The 1962 Stanley Cup Final was contested by the defending champion Chicago Black Hawks and the Toronto Maple Leafs who had last appeared in the Final in 1960.
The Maple Leafs would win the best-of-seven series four games to two to win the Stanley Cup, their first since 1951.
Toronto defeated the New York Rangers to advance to the finals and Chicago defeated the Montreal Canadiens.
Stan Mikita broke Gordie Howe's 1955 playoff record of 20 points, finishing with 21, but it was not enough as the Leafs would defeat the Black Hawks

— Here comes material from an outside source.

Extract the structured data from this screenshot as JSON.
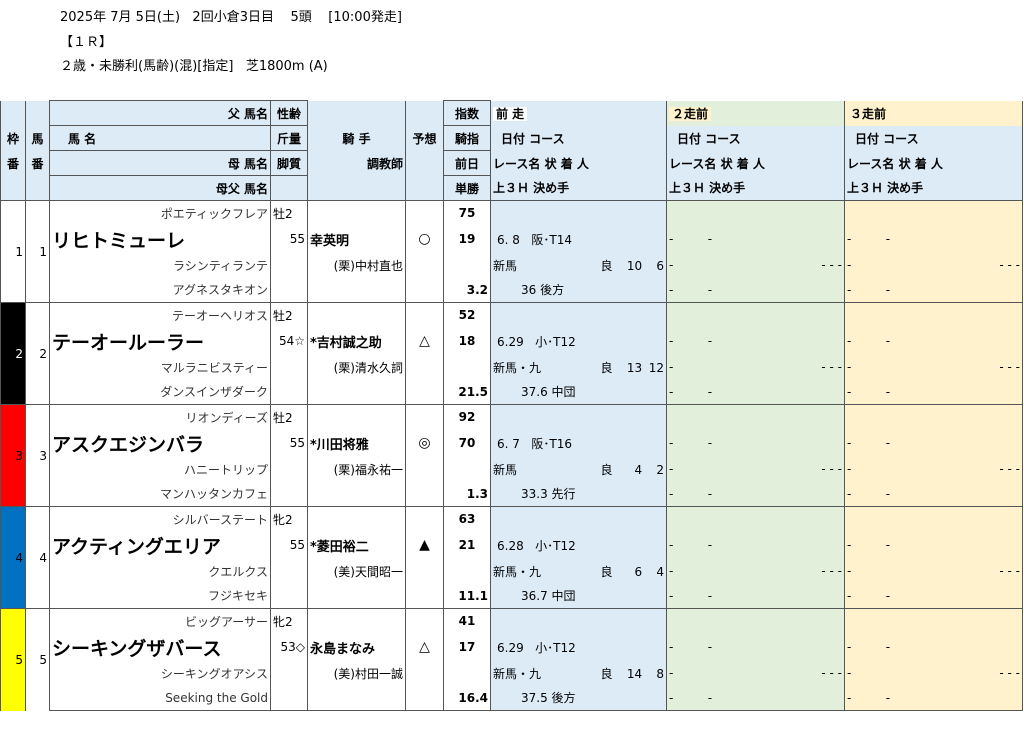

The Stanley Cup champion Chicago Black Hawks met the first place Montreal Canadiens in the semi-finals. It was a classic NHL confrontation that Chicago won 4 games to 2. The Hawks, after losing the first two games, won four straight contests to earn a spot in the final for a second straight season. Toronto and New York faced off to decide on the other participant for the final. The Maple Leafs won this series four games to two, taking the final game of the semi-final 7-1. In the Stanley Cup final, the Hawks faced the Leafs, who had not won a Stanley Cup since Bill Barilko's famous overtime winner in 1951. Toronto took games one and two, but in game three, Leaf star Johnny Bower pulled a leg muscle stopping a Bobby Hull slapshot. Back-up goaltender Don Simmons was summoned to carry the ball for Toronto, but allowed a goal by Reg Fleming on his first shot. Chicago won game three 3-0, then took game four 4-1 to tie the series. In game five, played in Toronto, Bob Pulford scored a hat-trick to help Toronto to an 8-4 victory. The teams returned to Chicago for game six. Simmons shook off his nerves, and both he and Chicago netminder Glen Hall played shutout hockey for the first two periods. Bobby Hull scored mid-way through the third, and the play stopped for ten minutes while the ice was cleared of debris thrown by celebrating Chicago fans. But Toronto scored to tie the game. Then, Dick Duff, alone in front of Hall, scored to not only win the game, but to win the Stanley Cup. It was the first of three Cup celebrations the Maple Leafs would win.